EXERCISE DESCRIPTION:
Would you please write out every record exactly?

Data about app and page elements
§ §

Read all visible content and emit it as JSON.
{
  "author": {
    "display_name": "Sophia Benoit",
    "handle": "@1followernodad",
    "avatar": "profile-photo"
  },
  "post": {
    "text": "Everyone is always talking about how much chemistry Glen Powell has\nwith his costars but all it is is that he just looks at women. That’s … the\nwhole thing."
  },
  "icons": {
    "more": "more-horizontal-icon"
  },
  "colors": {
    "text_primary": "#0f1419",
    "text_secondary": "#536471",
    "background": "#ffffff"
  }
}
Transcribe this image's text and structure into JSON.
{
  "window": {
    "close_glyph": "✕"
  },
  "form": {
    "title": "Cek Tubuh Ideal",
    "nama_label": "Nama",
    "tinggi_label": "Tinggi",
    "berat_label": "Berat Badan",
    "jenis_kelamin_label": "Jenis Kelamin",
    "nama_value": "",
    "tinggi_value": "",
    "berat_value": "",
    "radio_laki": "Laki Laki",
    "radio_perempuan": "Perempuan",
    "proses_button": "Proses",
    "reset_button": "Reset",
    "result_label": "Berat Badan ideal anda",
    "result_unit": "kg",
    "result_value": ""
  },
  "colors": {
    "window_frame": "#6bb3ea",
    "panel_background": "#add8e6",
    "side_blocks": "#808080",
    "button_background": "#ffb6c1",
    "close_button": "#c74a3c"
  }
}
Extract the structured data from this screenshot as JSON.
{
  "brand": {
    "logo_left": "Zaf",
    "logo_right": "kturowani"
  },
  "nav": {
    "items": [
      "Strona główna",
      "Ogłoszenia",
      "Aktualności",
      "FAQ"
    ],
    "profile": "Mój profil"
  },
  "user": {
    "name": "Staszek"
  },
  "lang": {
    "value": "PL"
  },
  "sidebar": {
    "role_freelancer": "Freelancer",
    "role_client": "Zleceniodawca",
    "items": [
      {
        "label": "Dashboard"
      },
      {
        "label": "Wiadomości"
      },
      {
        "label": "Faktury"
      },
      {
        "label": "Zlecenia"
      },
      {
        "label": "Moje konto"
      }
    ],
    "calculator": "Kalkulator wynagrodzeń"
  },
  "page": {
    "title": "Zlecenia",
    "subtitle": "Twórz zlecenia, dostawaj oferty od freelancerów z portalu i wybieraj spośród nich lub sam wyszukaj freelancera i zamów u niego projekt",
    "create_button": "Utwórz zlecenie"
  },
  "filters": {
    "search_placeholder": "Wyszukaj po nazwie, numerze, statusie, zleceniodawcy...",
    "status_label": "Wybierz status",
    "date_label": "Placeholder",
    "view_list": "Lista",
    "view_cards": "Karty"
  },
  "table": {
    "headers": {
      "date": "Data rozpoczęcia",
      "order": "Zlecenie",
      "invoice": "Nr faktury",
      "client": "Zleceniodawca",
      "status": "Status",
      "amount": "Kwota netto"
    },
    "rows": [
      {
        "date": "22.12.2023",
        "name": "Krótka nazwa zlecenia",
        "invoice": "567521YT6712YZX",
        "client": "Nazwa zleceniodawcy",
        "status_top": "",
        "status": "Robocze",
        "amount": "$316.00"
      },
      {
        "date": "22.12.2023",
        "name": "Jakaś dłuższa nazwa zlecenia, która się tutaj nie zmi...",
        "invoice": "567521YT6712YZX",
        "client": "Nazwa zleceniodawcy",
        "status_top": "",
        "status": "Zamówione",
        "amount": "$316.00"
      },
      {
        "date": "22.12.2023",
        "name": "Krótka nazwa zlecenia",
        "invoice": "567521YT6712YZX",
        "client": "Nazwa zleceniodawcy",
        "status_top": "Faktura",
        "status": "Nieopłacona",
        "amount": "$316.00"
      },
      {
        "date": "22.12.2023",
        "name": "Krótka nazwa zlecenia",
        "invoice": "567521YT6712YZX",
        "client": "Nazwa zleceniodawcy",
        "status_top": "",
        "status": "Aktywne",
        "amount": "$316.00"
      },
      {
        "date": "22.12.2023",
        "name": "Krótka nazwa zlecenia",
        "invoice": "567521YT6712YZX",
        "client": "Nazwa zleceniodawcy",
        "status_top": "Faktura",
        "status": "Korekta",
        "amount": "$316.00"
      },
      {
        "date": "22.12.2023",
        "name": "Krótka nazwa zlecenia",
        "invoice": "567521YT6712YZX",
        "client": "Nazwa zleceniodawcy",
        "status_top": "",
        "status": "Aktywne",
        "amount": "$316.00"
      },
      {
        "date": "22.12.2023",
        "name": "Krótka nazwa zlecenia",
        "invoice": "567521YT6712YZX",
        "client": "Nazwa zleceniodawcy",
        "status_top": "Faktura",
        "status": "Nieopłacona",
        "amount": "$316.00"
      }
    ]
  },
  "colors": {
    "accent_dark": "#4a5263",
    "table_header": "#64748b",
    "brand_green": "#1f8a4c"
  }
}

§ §

EXERCISE RESULT:
Read all visible content and emit it as JSON.
{
  "author": {
    "display_name": "Sophia Benoit",
    "handle": "@1followernodad",
    "avatar": "profile-photo"
  },
  "post": {
    "text": "Everyone is always talking about how much chemistry Glen Powell has\nwith his costars but all it is is that he just looks at women. That’s … the\nwhole thing."
  },
  "icons": {
    "more": "more-horizontal-icon"
  },
  "colors": {
    "text_primary": "#0f1419",
    "text_secondary": "#536471",
    "background": "#ffffff"
  }
}
Transcribe this image's text and structure into JSON.
{
  "window": {
    "close_glyph": "✕"
  },
  "form": {
    "title": "Cek Tubuh Ideal",
    "nama_label": "Nama",
    "tinggi_label": "Tinggi",
    "berat_label": "Berat Badan",
    "jenis_kelamin_label": "Jenis Kelamin",
    "nama_value": "",
    "tinggi_value": "",
    "berat_value": "",
    "radio_laki": "Laki Laki",
    "radio_perempuan": "Perempuan",
    "proses_button": "Proses",
    "reset_button": "Reset",
    "result_label": "Berat Badan ideal anda",
    "result_unit": "kg",
    "result_value": ""
  },
  "colors": {
    "window_frame": "#6bb3ea",
    "panel_background": "#add8e6",
    "side_blocks": "#808080",
    "button_background": "#ffb6c1",
    "close_button": "#c74a3c"
  }
}
Extract the structured data from this screenshot as JSON.
{
  "brand": {
    "logo_left": "Zaf",
    "logo_right": "kturowani"
  },
  "nav": {
    "items": [
      "Strona główna",
      "Ogłoszenia",
      "Aktualności",
      "FAQ"
    ],
    "profile": "Mój profil"
  },
  "user": {
    "name": "Staszek"
  },
  "lang": {
    "value": "PL"
  },
  "sidebar": {
    "role_freelancer": "Freelancer",
    "role_client": "Zleceniodawca",
    "items": [
      {
        "label": "Dashboard"
      },
      {
        "label": "Wiadomości"
      },
      {
        "label": "Faktury"
      },
      {
        "label": "Zlecenia"
      },
      {
        "label": "Moje konto"
      }
    ],
    "calculator": "Kalkulator wynagrodzeń"
  },
  "page": {
    "title": "Zlecenia",
    "subtitle": "Twórz zlecenia, dostawaj oferty od freelancerów z portalu i wybieraj spośród nich lub sam wyszukaj freelancera i zamów u niego projekt",
    "create_button": "Utwórz zlecenie"
  },
  "filters": {
    "search_placeholder": "Wyszukaj po nazwie, numerze, statusie, zleceniodawcy...",
    "status_label": "Wybierz status",
    "date_label": "Placeholder",
    "view_list": "Lista",
    "view_cards": "Karty"
  },
  "table": {
    "headers": {
      "date": "Data rozpoczęcia",
      "order": "Zlecenie",
      "invoice": "Nr faktury",
      "client": "Zleceniodawca",
      "status": "Status",
      "amount": "Kwota netto"
    },
    "rows": [
      {
        "date": "22.12.2023",
        "name": "Krótka nazwa zlecenia",
        "invoice": "567521YT6712YZX",
        "client": "Nazwa zleceniodawcy",
        "status_top": "",
        "status": "Robocze",
        "amount": "$316.00"
      },
      {
        "date": "22.12.2023",
        "name": "Jakaś dłuższa nazwa zlecenia, która się tutaj nie zmi...",
        "invoice": "567521YT6712YZX",
        "client": "Nazwa zleceniodawcy",
        "status_top": "",
        "status": "Zamówione",
        "amount": "$316.00"
      },
      {
        "date": "22.12.2023",
        "name": "Krótka nazwa zlecenia",
        "invoice": "567521YT6712YZX",
        "client": "Nazwa zleceniodawcy",
        "status_top": "Faktura",
        "status": "Nieopłacona",
        "amount": "$316.00"
      },
      {
        "date": "22.12.2023",
        "name": "Krótka nazwa zlecenia",
        "invoice": "567521YT6712YZX",
        "client": "Nazwa zleceniodawcy",
        "status_top": "",
        "status": "Aktywne",
        "amount": "$316.00"
      },
      {
        "date": "22.12.2023",
        "name": "Krótka nazwa zlecenia",
        "invoice": "567521YT6712YZX",
        "client": "Nazwa zleceniodawcy",
        "status_top": "Faktura",
        "status": "Korekta",
        "amount": "$316.00"
      },
      {
        "date": "22.12.2023",
        "name": "Krótka nazwa zlecenia",
        "invoice": "567521YT6712YZX",
        "client": "Nazwa zleceniodawcy",
        "status_top": "",
        "status": "Aktywne",
        "amount": "$316.00"
      },
      {
        "date": "22.12.2023",
        "name": "Krótka nazwa zlecenia",
        "invoice": "567521YT6712YZX",
        "client": "Nazwa zleceniodawcy",
        "status_top": "Faktura",
        "status": "Nieopłacona",
        "amount": "$316.00"
      }
    ]
  },
  "colors": {
    "accent_dark": "#4a5263",
    "table_header": "#64748b",
    "brand_green": "#1f8a4c"
  }
}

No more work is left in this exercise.